Available at: https://digitalcommons.calpoly.edu/theses/626
Date of Award
MS in Civil and Environmental Engineering
PM2.5 variability within the neighborhood scale has not been thoroughly studied for wood burning communities. High variability in near-field PM2.5 concentration may lead to harmful public exposure since monitoring does not occur on that scale. This study measures near-field PM2.5 variability by measuring black carbon (BC), a component of PM2.5, in a 1 km2 area located in Cambria, California. BC and meteorological data (when meteorological instruments were available) were measured over thirteen 12-hour intensive operation periods (IOPs) occurring over the winters of 2009 and 2010. Near-field BC variability was measured to understand the type of exposures found in communities where many homes are burning wood simultaneously within a small area. In addition, relationships between meteorological, geographical, and burning source characteristics and BC were observed as tools for understanding BC concentration.
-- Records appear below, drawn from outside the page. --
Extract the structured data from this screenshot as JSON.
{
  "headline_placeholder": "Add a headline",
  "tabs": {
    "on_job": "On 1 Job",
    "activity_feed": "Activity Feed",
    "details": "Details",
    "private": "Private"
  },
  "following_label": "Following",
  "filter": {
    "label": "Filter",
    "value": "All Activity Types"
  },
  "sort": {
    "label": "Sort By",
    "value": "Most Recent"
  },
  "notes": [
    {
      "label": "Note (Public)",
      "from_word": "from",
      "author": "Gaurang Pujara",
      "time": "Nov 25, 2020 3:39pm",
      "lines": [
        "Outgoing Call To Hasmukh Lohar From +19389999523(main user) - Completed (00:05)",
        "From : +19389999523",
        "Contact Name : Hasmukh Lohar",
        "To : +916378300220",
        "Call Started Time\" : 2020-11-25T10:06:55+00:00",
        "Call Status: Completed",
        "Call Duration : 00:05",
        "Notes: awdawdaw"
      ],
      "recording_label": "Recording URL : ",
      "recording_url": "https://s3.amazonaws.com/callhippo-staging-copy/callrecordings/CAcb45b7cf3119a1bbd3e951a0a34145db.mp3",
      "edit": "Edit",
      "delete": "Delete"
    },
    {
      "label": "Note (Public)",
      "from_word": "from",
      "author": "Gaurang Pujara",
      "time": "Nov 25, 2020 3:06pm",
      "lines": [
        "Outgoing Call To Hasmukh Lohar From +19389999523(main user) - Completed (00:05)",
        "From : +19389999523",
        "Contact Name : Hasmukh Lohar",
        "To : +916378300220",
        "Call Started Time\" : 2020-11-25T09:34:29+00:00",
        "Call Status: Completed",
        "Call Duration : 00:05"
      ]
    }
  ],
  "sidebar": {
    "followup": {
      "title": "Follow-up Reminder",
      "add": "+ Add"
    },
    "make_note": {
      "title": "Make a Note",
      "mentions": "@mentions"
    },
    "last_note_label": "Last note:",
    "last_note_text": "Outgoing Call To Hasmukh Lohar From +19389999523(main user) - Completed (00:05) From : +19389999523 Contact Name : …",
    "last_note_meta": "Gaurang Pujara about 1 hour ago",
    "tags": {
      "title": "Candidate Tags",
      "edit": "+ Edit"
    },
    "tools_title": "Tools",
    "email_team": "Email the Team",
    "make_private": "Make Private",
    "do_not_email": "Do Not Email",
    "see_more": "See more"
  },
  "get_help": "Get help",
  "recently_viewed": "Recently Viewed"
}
The computer air dispersion modeling programs, ISC-PRIME and ISCST3, were also evaluated for applicability to the near field.
BC concentrations were measured using 1- to 2-minute resolution aethalometers and 12 hour resolution Personal Environmental Monitors (PEMs). On average, over all IOPs and sites, aethalometer and PEM BC averages were very similar, ranging between 200 and 250 ng/m3, or 4 and 5 µg/m3 for PM2.5, and standard deviations were often high. Averaging all BC measurements, aethalometer BC standard deviation values were 360 percent of the average BC concentration and PEM BC standard deviations were 120 percent the average BC concentration. The average standard deviation detected during each IOP was 190 percent of the average BC concentration for aethalometers and 79 percent of the average BC concentration for PEMs. The average standard deviation detected at each site was 220 percent of the average BC concentration for aethalometers and 76 percent of the average BC concentration for PEMs. The larger standard deviations measured by higher resolution aethalometers demonstrated that low resolution instruments, such as PEMs, are unable to detect high concentrations that may occur.
In addition to examining BC variability, multiple linear regression analyses were conducted to determine the impact of meteorological variables and geographic and burning source characteristics on BC concentration and a weighted BC deviation function (BC standard deviation divided by average BC concentration). Time impacts, humidity, and wind speed, accounted for about 50 percent of variability in aethalometer average BC and BC deviation. However, because all model assumptions were not satisfied, improvements are needed. Regression models based on PEM BC found wind speed and direction to account for about 80 percent of average PEM BC variability and number of burning sources to account for about 30 percent of PEM BC deviation. Although PEM BC models accounted for a high percentage of BC variability, few data points were available for the PEM analyses and more IOPs are needed to determine their accuracy.
When evaluating correlations between geographic and burning source characteristics and PEM BC concentrations, specific IOP and PEM sampling location explained almost 70 percent of variability in BC concentration, though model residuals suggested model bias. IOP likely explained variation in burning patterns and meteorology over each night while sampling location was likely a proxy for housing density, tree coverage, and/or elevation. Because all regression model assumptions could not be satisfied, the predictors were also observed graphically. Plotting BC concentration versus the number of burning sources suggested that number of burning sources may affect BC concentration in areas of low tree coverage and high housing density and in the case that the level of surrounding vegetation and structures are minimal. More data points will be needed to determine whether or not these relationships are significant.
ISC-PRIME and ISCST3 modeling overall tended to under predict BC concentrations with average modeled-to-measured ratios averaging 0.25 and 0.15, for ISC-PRIME and ISCST3, respectively. Correction factors of 9.75 and 18.2 for ISC-PRIME and ISCST3, respectively, were determined to bring modeled BC concentrations closer to unity, but the range of ratios was still high. Both programs were unable to consistently capture BC variability in the area and more investigation will be needed to improve models.
The results of the study indicate high BC variability exists on the near-field scale, but that the variability is not clearly explained by existing regression and air dispersion models. To prevent public exposure to harmful concentrations, more investigation will be needed to determine factors that largely influence pollutant variability on the neighborhood scale.